A new study highlights the significance of food and eating issues as a potential screening tool in complex conditions, like Autism Spectrum Disorders (ASD). Penn State Professor of Psychiatry, Susan Mayes, found considerably distinct eating behaviors in children with autism, when compared with their neuro-typical peers. Her team studied more than 2,000 parent interviews and found that 70% of the children with complex conditions like autism, restricted their diet in numerous ways.
At The Center for Discovery, our Food Exploration Discovery (FED) Program assists individuals who present with mealtime and feeding challenges by improving their relationship with food.
Jessica Piatak, OTD, OTR/L, and Kristina Carraccia, MS, CCC-SLP, co-coordinators of the FED program, have also found that children with autism, often have extremely limited diets that typically consist of highly processed foods, with limited fruits and vegetables. Families of these children frequently have difficulty introducing new foods due to the child’s rigid mealtime routines and behavioral overreactions when these foods are presented. These children also present with underlying issues related to feeding which may include over responsiveness to sensory input (touch, taste, smell, etc.), difficulty with oral motor skills with accepting various textures, and overall motor difficulties. These issues may portray themselves as behavioral difficulties at mealtime (e.g. aggression, food refusal, etc.).

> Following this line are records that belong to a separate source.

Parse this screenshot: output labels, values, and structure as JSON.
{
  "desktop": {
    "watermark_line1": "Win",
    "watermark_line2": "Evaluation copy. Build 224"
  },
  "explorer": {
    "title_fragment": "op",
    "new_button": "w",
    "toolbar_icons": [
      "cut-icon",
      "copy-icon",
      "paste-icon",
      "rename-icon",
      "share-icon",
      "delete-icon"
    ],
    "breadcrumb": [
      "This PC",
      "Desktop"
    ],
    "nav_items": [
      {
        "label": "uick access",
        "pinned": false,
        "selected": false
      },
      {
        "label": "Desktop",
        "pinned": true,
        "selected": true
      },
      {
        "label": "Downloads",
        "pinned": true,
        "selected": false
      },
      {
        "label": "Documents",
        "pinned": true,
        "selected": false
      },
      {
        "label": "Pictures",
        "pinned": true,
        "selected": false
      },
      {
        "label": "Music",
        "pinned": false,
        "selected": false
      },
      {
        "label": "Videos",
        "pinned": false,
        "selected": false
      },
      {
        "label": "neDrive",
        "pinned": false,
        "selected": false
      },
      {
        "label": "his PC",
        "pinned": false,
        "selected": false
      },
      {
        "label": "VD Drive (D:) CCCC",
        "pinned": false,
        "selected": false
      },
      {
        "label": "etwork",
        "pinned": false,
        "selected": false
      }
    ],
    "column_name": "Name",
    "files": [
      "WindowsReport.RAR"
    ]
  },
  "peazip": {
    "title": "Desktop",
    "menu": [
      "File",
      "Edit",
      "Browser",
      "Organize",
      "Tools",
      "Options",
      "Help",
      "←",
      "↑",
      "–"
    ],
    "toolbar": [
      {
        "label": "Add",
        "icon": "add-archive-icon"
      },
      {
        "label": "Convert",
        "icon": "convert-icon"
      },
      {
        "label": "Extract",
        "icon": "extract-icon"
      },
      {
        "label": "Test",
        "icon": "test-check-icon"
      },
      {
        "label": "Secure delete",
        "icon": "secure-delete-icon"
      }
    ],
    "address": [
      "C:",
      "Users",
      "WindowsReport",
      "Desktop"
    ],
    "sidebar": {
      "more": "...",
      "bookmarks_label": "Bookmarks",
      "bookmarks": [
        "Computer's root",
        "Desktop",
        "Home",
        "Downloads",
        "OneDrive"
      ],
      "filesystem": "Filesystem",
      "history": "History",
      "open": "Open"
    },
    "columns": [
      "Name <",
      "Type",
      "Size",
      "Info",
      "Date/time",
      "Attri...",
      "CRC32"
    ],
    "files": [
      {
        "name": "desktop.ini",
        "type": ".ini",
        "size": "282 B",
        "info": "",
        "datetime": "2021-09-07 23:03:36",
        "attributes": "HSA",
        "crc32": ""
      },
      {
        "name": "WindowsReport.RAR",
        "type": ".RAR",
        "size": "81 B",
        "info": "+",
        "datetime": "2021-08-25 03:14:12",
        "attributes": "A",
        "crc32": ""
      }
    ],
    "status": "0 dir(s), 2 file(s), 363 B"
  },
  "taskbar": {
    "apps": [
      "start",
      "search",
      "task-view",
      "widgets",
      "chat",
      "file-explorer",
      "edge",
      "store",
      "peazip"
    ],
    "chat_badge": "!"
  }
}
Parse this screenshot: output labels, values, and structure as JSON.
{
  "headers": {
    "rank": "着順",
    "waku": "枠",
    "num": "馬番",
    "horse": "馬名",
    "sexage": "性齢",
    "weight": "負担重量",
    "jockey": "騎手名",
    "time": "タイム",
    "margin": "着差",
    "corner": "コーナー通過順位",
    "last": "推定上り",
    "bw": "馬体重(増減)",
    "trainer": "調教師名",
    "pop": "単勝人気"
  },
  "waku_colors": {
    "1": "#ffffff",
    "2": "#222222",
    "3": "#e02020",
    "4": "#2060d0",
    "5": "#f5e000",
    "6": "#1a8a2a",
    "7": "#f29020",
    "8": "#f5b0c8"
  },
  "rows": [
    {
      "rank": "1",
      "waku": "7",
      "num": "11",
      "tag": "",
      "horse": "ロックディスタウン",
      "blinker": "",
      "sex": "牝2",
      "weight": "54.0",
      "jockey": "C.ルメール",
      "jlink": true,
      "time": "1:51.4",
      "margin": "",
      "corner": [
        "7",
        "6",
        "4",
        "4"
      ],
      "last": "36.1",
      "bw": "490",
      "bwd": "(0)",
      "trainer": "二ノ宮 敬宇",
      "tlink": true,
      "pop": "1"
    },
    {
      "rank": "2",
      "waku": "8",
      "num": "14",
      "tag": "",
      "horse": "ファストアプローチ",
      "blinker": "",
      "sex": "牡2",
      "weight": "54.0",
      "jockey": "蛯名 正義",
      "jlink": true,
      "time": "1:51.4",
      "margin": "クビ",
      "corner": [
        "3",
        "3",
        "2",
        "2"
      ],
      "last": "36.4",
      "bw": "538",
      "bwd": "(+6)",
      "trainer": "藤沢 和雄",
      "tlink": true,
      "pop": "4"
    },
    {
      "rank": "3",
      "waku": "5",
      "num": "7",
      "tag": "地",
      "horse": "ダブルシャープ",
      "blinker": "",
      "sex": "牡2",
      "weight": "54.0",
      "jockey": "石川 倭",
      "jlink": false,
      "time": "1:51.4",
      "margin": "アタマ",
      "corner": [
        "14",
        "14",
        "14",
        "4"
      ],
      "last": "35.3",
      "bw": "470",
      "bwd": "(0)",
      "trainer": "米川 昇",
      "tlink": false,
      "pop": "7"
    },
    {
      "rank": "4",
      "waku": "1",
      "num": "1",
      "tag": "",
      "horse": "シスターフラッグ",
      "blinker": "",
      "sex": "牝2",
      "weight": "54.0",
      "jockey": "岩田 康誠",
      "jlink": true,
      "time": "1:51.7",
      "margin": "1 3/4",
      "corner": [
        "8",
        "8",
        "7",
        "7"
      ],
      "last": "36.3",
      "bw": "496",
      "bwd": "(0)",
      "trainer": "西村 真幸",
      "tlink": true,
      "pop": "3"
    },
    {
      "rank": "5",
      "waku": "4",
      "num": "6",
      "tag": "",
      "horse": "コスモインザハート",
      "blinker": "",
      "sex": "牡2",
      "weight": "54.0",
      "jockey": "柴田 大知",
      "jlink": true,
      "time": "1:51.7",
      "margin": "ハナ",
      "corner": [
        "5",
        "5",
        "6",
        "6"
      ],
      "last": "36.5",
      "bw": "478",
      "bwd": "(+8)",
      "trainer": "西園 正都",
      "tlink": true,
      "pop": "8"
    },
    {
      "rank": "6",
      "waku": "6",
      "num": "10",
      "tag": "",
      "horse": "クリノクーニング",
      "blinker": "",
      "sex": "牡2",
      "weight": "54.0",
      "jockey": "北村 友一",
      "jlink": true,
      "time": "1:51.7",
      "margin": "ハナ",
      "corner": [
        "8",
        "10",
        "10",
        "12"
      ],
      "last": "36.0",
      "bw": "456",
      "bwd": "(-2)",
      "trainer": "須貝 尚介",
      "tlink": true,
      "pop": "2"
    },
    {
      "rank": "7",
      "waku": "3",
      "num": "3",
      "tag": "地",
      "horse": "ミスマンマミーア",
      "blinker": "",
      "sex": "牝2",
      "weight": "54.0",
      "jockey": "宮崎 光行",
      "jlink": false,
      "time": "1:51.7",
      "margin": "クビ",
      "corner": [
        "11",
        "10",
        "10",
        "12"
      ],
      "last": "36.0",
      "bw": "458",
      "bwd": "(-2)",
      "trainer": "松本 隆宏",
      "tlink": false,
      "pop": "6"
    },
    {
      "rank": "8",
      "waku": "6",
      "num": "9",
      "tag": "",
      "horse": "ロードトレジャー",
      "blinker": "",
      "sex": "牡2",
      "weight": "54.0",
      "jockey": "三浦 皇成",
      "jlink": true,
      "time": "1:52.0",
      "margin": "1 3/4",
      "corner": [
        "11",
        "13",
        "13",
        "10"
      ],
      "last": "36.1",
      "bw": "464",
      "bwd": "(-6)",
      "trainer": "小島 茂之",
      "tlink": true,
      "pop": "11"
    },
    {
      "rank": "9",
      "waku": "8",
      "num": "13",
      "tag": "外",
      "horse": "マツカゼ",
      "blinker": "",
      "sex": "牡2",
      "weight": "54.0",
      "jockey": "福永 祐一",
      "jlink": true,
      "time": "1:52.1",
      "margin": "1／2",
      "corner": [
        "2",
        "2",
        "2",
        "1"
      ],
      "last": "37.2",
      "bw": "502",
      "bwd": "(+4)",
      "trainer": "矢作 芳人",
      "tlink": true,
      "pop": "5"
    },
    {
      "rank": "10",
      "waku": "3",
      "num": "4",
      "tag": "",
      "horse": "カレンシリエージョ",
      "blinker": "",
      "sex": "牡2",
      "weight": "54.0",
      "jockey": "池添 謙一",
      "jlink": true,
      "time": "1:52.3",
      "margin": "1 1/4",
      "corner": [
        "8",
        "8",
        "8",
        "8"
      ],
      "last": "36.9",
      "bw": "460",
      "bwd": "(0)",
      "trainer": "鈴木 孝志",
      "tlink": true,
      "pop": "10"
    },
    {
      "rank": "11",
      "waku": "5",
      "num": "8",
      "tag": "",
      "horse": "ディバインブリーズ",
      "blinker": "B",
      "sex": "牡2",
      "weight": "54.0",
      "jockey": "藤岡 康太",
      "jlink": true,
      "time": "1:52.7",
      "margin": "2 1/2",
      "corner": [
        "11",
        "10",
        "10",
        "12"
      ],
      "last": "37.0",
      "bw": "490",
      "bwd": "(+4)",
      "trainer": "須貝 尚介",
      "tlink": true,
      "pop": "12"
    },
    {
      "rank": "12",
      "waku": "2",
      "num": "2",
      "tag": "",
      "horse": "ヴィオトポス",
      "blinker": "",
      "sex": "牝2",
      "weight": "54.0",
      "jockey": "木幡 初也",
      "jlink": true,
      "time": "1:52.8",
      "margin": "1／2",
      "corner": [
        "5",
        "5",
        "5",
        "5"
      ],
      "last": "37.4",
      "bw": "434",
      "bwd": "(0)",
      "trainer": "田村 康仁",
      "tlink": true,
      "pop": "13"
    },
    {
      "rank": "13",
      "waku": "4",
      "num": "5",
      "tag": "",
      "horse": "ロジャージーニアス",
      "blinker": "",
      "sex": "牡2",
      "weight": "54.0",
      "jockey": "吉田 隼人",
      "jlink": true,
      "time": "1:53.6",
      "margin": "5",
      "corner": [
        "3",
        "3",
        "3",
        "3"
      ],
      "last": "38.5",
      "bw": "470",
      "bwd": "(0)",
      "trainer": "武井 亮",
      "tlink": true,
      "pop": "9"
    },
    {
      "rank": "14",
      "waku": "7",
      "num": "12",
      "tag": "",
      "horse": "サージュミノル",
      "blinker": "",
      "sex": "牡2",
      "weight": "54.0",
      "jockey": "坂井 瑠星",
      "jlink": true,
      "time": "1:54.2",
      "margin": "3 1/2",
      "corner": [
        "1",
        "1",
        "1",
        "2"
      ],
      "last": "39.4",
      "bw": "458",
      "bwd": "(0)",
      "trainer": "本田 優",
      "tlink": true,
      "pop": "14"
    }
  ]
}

“The majority of individuals we service with autism present with multiple eating behaviors upon admission that impact their acceptance of a well-rounded diet. These may include rigid mealtime routines, stress and anxiety around mealtimes, and an extremely limited repertoire of foods that they accept,” explained members of the FED team.